The gals are an unknown quantity to me. Thank God that Coach Mark Guilbeau, the women's coach from Virginia, is coaching with me, for he has experienced first-hand how great and spectacular our women players' credentials are. What I truly relish is the fact that, in a matter of days, we will be eight compatriots, family and friends who will have shared the joy of competing in international team competition for our country.
The new women on our team are National Indoor singles champion Maria Sanchez, who is a senior from USC. (She should be the No. 1 woman in the national collegiate singles rankings that come out this month). Magically, I got a great view of her at the USC/Notre Dame football game last week, when I went to the football game in Los Angeles and saw her honored at halftime of the football game.
Our other woman who will be representing the USA (with Kristy Filling and Maria Sanchez) is sophomore Allie Will from the University of Florida.
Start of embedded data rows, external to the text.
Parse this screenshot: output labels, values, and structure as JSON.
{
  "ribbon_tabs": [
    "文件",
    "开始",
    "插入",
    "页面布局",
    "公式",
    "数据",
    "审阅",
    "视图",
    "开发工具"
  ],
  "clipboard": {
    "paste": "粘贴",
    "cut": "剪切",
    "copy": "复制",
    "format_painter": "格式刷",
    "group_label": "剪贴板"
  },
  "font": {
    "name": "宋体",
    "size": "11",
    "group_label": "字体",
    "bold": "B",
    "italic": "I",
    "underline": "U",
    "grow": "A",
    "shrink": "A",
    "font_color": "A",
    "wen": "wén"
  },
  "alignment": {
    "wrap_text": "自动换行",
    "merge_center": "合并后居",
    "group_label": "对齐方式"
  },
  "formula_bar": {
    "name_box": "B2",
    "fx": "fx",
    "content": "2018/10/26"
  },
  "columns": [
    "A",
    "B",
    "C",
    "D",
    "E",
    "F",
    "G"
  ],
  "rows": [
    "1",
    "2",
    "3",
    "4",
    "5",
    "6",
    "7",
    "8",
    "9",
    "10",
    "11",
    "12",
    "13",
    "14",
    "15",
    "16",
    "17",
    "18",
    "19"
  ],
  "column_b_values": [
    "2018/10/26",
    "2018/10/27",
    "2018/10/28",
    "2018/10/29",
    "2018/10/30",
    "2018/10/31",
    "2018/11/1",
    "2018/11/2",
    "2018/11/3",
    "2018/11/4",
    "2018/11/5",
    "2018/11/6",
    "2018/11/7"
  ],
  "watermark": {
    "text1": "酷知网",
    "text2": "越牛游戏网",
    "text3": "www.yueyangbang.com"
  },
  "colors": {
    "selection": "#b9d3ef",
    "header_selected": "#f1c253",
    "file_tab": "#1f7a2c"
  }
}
Her accolades are numerous, and she has demonstrated that she is one of the top collegiate players in the nation with her still young collegiate career.
The competition will be fierce. We will be competing against great players, who have all had lengthy experience on the pro circuits from the seven teams representing Belgium, China, France, Germany, Great Britain, Ireland and Switzerland. The French again seem to be the most formidable, since they have the home-court advantage. This year, they have switched the site of the championships to Normandy, and we will be competing on the slow, indoor red clay in Rouen, France, which should be a great advantage for the French.
The competition will begin with two women's singles matches, then followed by two men's singles matches. After the singles have finished, we will have three doubles matches, starting with the women's doubles, men's doubles and finishing with the mixed doubles. Each match accounts for one point, thus the team to win four out of the seven matches will advance in this team format.
Another important member of our squad is our guardian angel, Erica Perkins from the USTA Junior and Collegiate High Performance Office. Her enthusiasm and effort has fueled our quest to repeat our victory from last year.
To be honest, I can't wait to get together with Austin, Kristy and Coach Guilbeau again and get to meet and bond with Reid, Sekou, Allie and Maria. We all know that it will be the time of our lives. Most importantly, Coach Guilbeau and I have the common drive that this is not only our time to pursue the trophy but that this will also be a time for growth in the development of our players to come back to the USA with not only the title but as wiser and better players.